“While there is going to be some difficulties, there are also new opportunities for voters to cast their ballots,” Erie County Board of Elections Democratic Commissioner Jeremy Zellner said.
In the June primary and special election, more than 200,000 ballots were mailed out and a little more than 150,000 were returned to the Erie County Board of Elections. Zellner said it is that election, now serving as a “test run” for the presidential election.
“It is. In some ways it’s going to be less complicated than it was in June and in other ways the volume is just going to increase dramatically,” said Zellner.
Zellner said his team learned more seasonal help will be necessary with the number of vote-by-mail ballots expect, but that is dependent on funding.
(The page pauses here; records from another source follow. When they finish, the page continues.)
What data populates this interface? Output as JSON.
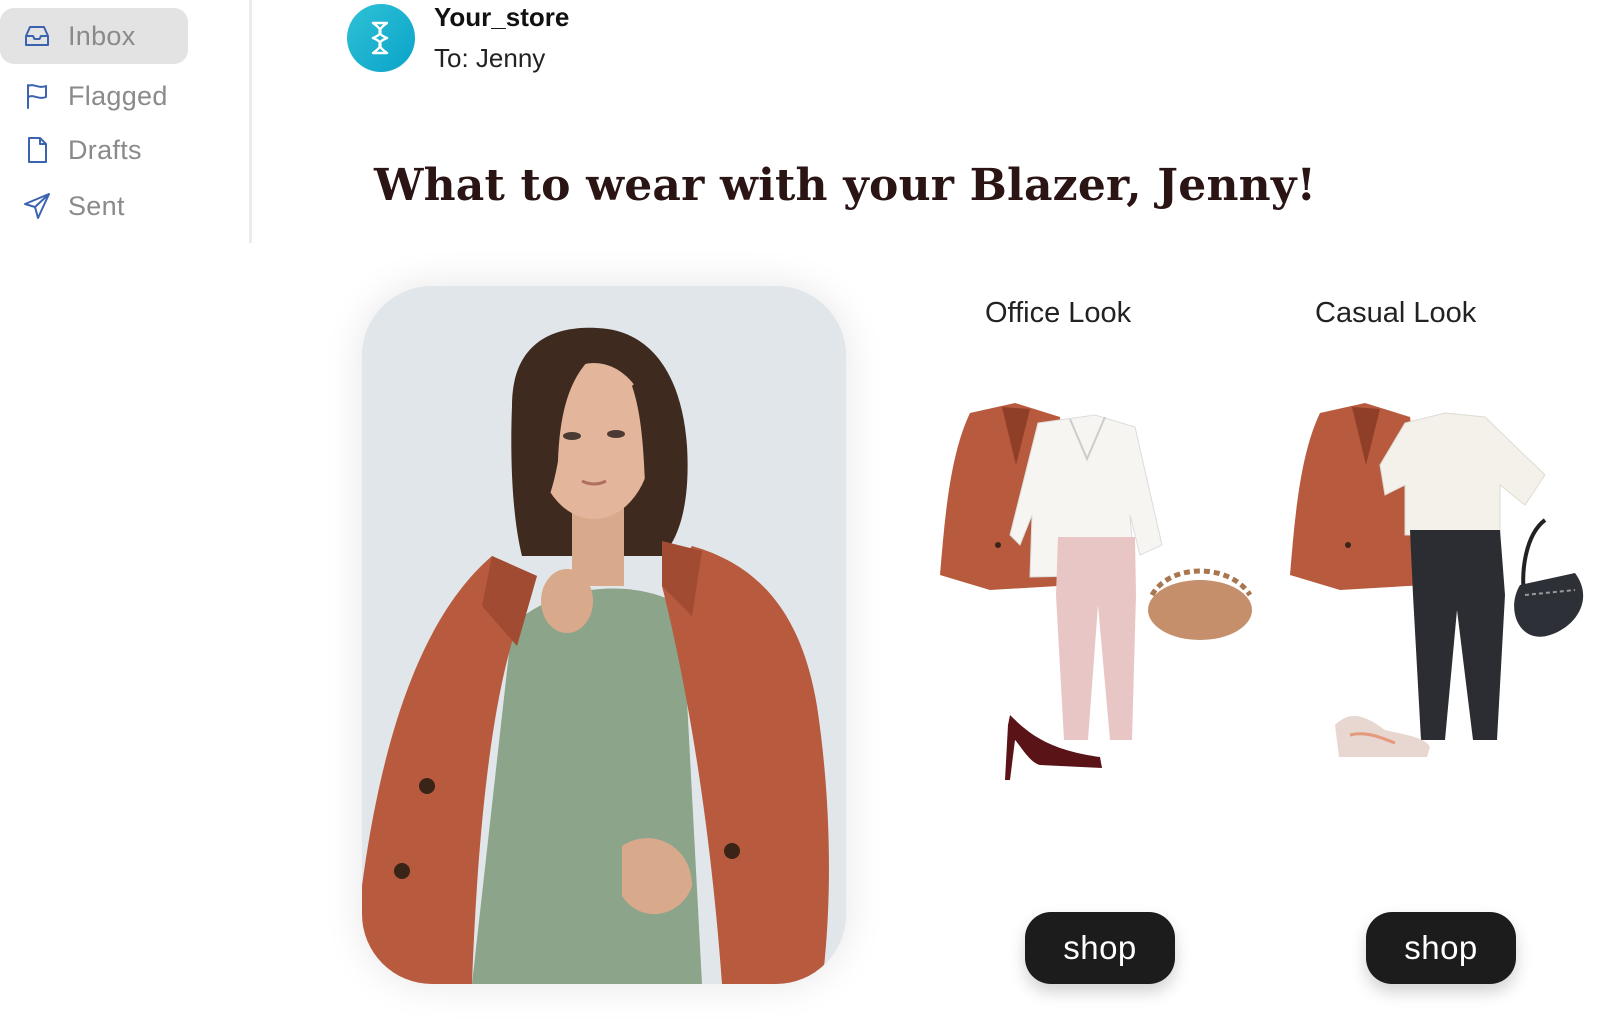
{
  "sidebar": {
    "items": [
      {
        "label": "Inbox",
        "icon": "inbox-icon"
      },
      {
        "label": "Flagged",
        "icon": "flag-icon"
      },
      {
        "label": "Drafts",
        "icon": "document-icon"
      },
      {
        "label": "Sent",
        "icon": "send-icon"
      }
    ]
  },
  "email": {
    "sender": "Your_store",
    "recipient": "To: Jenny",
    "headline": "What to wear with your Blazer, Jenny!"
  },
  "looks": [
    {
      "title": "Office Look",
      "button": "shop"
    },
    {
      "title": "Casual Look",
      "button": "shop"
    }
  ],
  "colors": {
    "accent": "#0aa3c9",
    "icon_blue": "#3b63b0",
    "button_bg": "#1c1c1c",
    "blazer": "#b85a3e",
    "dress": "#8ba48a"
  }
}
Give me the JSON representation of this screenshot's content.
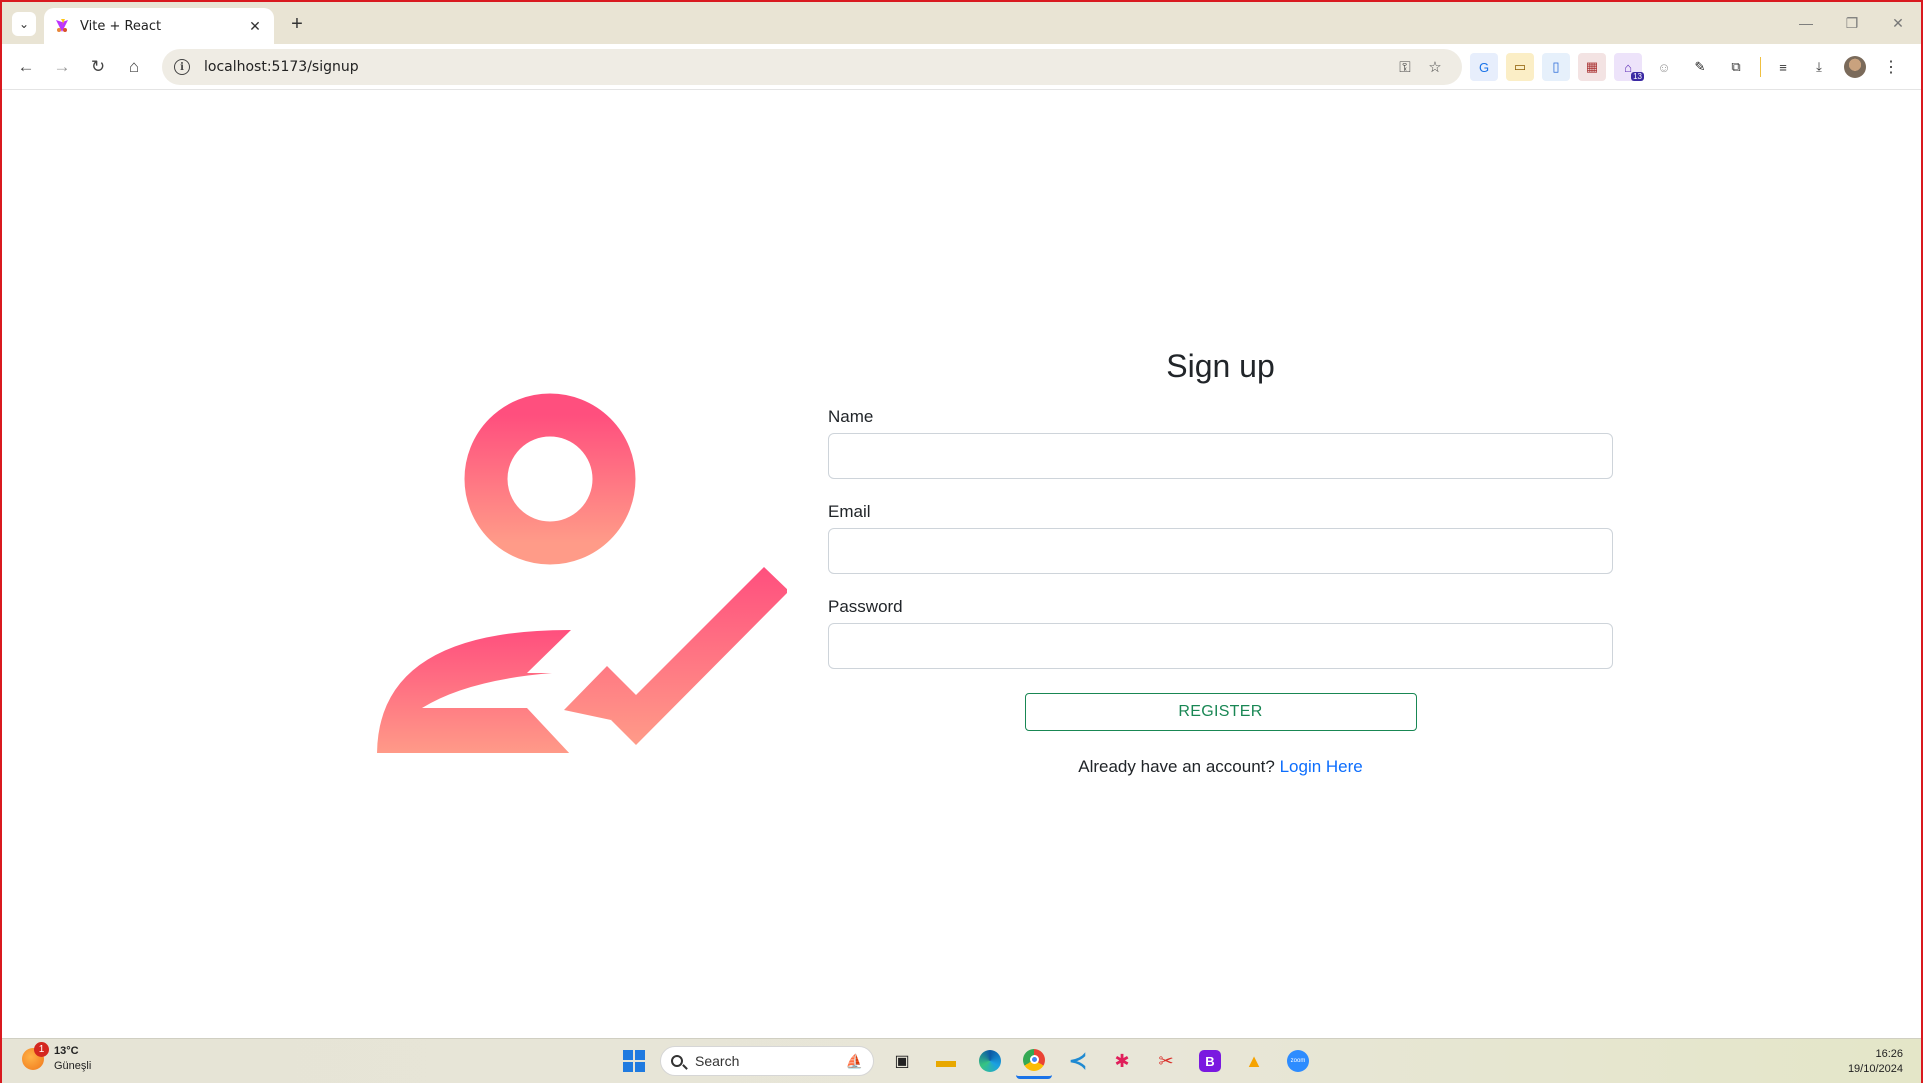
{
  "browser": {
    "tab_title": "Vite + React",
    "tab_close": "✕",
    "new_tab": "+",
    "tab_list": "⌄",
    "url": "localhost:5173/signup",
    "window_controls": {
      "minimize": "—",
      "restore": "❐",
      "close": "✕"
    }
  },
  "toolbar": {
    "back": "←",
    "forward": "→",
    "reload": "↻",
    "home": "⌂",
    "key_icon": "⚿",
    "star_icon": "☆",
    "extensions_badge": "13"
  },
  "form": {
    "title": "Sign up",
    "name_label": "Name",
    "email_label": "Email",
    "password_label": "Password",
    "name_value": "",
    "email_value": "",
    "password_value": "",
    "register_label": "REGISTER",
    "login_prompt": "Already have an account?",
    "login_link": "Login Here"
  },
  "illustration": {
    "icon": "user-check-icon",
    "color_top": "#ff527f",
    "color_bottom": "#ff9a8a"
  },
  "taskbar": {
    "weather_temp": "13°C",
    "weather_desc": "Güneşli",
    "weather_badge": "1",
    "search_placeholder": "Search",
    "time": "16:26",
    "date": "19/10/2024"
  },
  "colors": {
    "register_green": "#198754",
    "link_blue": "#0d6efd",
    "frame_red": "#d9191f"
  }
}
He also said training needs improvement for inspectors. 7 Eyewitness News sent multiple interview requests to Zellner’s Republican counterpart Ralph Mohr, but he was unavailable for comment.
“I think if we want a model to look to what election night looks like is probably more election 2000 more than anything else we’ve seen,” Jacob Neiheisel said. He’s an Associate Professor of Political Science at University of Buffalo and elections expert.
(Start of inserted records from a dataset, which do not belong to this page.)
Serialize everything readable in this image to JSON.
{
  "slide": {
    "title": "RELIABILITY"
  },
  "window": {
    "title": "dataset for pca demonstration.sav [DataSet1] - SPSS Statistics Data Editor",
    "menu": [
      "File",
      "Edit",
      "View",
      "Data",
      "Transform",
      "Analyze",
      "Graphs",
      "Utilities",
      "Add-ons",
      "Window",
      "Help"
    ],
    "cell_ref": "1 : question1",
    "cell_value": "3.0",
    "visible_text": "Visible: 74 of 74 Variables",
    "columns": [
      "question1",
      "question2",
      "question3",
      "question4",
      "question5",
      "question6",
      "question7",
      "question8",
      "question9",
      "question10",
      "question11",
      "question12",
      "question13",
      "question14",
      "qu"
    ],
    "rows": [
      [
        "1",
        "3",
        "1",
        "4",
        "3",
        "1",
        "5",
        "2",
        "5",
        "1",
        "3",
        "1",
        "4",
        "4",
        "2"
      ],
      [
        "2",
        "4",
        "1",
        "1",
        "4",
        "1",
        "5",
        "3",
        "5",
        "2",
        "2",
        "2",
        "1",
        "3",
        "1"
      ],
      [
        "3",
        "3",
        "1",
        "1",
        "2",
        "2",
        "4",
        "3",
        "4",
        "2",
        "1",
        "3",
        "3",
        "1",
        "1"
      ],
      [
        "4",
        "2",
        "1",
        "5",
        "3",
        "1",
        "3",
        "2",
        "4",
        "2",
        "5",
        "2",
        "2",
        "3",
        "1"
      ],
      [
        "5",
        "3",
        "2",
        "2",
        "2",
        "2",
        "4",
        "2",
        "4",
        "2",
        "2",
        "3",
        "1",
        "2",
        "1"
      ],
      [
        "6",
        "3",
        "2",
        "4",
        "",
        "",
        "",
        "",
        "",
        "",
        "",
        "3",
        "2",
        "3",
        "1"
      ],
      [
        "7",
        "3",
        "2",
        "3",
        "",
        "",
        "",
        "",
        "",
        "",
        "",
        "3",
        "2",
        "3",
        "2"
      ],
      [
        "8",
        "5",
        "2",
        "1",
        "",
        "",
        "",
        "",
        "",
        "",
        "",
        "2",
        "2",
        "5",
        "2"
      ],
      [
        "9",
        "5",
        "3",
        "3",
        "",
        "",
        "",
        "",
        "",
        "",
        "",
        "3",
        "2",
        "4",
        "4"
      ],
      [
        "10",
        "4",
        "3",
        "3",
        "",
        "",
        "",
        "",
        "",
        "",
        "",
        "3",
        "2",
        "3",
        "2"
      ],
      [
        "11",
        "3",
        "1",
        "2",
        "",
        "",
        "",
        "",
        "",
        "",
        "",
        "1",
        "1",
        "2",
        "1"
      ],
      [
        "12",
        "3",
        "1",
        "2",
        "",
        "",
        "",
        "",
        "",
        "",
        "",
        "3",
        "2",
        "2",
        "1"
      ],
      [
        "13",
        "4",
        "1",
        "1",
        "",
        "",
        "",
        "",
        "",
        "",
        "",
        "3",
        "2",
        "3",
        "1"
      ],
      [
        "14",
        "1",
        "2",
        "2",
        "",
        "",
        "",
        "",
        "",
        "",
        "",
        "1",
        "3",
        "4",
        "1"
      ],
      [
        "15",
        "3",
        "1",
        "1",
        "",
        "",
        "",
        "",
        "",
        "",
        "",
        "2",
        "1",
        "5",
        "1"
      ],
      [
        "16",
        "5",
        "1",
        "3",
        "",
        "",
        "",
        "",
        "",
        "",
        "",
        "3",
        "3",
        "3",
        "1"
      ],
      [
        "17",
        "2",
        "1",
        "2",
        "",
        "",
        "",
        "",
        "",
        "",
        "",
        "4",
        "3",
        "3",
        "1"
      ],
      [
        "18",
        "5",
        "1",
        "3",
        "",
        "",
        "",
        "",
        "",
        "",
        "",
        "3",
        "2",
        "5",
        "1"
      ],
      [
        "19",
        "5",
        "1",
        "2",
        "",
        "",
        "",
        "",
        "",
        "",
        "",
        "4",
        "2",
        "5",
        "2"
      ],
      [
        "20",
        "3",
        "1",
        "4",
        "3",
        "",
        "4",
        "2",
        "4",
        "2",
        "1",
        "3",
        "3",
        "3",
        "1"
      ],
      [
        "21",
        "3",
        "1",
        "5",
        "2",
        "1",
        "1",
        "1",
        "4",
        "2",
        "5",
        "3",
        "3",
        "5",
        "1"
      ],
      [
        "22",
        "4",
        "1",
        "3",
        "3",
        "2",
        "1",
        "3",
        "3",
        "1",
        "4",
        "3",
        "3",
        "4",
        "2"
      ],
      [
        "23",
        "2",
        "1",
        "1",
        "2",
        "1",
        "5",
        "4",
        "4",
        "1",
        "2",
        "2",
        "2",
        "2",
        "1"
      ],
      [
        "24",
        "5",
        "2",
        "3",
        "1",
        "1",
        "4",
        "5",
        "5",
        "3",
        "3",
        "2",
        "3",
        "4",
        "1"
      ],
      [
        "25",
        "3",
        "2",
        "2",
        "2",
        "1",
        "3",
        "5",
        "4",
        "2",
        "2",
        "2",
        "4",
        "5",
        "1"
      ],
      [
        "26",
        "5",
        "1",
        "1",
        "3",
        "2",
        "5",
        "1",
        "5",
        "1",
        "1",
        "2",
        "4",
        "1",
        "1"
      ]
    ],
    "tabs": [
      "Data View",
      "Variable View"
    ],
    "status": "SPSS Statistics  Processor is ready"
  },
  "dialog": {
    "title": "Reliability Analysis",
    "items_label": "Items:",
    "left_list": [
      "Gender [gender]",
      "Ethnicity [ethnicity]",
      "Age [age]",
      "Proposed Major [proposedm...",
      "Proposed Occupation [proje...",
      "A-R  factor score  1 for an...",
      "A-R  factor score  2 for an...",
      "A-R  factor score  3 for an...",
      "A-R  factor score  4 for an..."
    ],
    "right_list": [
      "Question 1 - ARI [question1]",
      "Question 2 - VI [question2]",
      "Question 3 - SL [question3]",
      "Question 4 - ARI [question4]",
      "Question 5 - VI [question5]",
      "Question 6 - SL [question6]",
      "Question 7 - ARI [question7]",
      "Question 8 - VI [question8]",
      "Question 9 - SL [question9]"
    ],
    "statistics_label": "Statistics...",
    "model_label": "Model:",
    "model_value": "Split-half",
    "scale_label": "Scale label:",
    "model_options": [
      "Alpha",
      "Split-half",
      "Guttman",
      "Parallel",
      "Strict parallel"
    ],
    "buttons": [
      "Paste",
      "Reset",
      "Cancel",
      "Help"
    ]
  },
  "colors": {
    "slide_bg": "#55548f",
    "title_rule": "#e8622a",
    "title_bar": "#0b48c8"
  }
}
Neiheisel said pack your patience when it comes to election results. But before that, he believes all Board of Elections need to invest in voter education.
Outside of voter education, Neiheisel said there are several other lessons to be learned from the June election. “I think doing the best they can be learning the lessons of NY27. To streamline procedures in house, getting their people training and ensuring they do everything possible to produce the best return rate when it comes to ballots,” said Neiheisel.
As for vote-by-mail, he does believe more voters will turn to this option, which has been under attack by President Donald Trump. The president has repeatedly pushed unsubstantiated claims that mail-in voting leads to voter fraud.
“I’d like to assure people that this is something we have looked at, we have tested and there’s really no evidence out there that it leads to more fraud. What there is evidence of is that it leads to more spoiled ballots or less confidence in the process,” Neiheisel said.
Zellner assured voters, every vote will by counted.
“Our staff is ready. We’re preparing now. We’re working with the other agencies that we have to work with and every vote will be counted,” said Zellner.